Lack of embeded fonts, wrong color space, embedded profiles that do not match workflow output profiles, bad fonts, cmyk or rgb type-not black, low res graphics embedded into pdf, files with "borrowed" copyrighted materials and no credit line, files sent in printer spreads, wrong size-not at final output size, no bleed.
Native Application Files:
No links to the high res graphics, no fonts, bad fonts, version of software from 1995 that does not support what they are trying to do, no bleeds, files built in spreads, software the printer does not have to output the job.
2. Always call and talk with a person in prepress, not the sales person>
Let them listen to what you want and tell you what they need, then you will get what you expect.
3. Options range depends upon your printer. Most shops do not support film based proofs - such as Chromalin or MatchPrint any longer due to the cost and lack of product. Proofs depend upon customer demands and so InkJet proofs pulled to match presss room specs are common place.
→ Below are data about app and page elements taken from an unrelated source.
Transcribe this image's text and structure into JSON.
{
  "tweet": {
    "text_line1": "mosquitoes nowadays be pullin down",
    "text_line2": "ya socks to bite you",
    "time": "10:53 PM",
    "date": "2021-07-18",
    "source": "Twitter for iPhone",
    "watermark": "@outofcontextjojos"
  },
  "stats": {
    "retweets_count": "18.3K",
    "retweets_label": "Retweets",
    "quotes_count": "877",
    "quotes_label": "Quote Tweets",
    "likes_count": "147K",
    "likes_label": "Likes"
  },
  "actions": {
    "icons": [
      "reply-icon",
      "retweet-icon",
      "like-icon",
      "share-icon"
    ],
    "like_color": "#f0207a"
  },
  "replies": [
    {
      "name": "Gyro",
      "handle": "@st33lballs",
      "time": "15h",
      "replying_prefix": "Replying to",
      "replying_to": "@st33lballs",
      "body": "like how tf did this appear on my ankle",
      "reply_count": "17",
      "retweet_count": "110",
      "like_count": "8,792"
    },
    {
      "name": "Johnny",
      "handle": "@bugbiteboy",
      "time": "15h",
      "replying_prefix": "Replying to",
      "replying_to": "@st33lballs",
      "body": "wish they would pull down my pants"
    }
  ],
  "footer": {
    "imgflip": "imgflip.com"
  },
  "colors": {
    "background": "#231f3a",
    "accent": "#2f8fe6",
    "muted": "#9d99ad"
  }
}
Some shops use toner based proofs also from digital presses or higher end print egines such as copiers. Some shops still pull press proofs if you are willing to pay for them. Cost depends upon alot of things, size of the job, proof type selected, relationship with vendor, etc...
4. Proof sign off should happen both internally at the printer and externally at the customer. Internally, the person that pulls the proof should reviiew it for content againest the file supplied and typically will pass to a CSR or the Sales person to review againest the specs of the job and then pass to the customer for sign off for color and content and dieline (if this applies).
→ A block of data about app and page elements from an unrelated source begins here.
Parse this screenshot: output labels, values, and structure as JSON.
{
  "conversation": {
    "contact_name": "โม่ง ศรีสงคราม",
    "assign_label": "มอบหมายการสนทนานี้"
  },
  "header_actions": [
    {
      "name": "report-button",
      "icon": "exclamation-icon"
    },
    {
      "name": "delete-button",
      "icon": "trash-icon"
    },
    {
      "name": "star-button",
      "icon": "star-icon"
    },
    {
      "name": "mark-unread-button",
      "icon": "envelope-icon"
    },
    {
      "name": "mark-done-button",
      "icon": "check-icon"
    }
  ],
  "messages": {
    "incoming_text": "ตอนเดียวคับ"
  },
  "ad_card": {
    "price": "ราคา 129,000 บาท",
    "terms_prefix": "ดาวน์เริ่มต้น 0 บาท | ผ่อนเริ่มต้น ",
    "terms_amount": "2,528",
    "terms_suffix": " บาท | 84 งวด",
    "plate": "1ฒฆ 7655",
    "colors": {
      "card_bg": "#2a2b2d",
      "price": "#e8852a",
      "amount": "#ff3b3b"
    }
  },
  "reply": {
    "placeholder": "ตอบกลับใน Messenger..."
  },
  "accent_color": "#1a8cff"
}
Keep in mind that depending upon the size of the shop you deal with and the scale of the project all things change. If you go to the local mom and pop shop that has 3 people working it, the person that pulls the proof will more than likely be the person that prints the job.
Hope this at least gets you started, others will weigh in with more.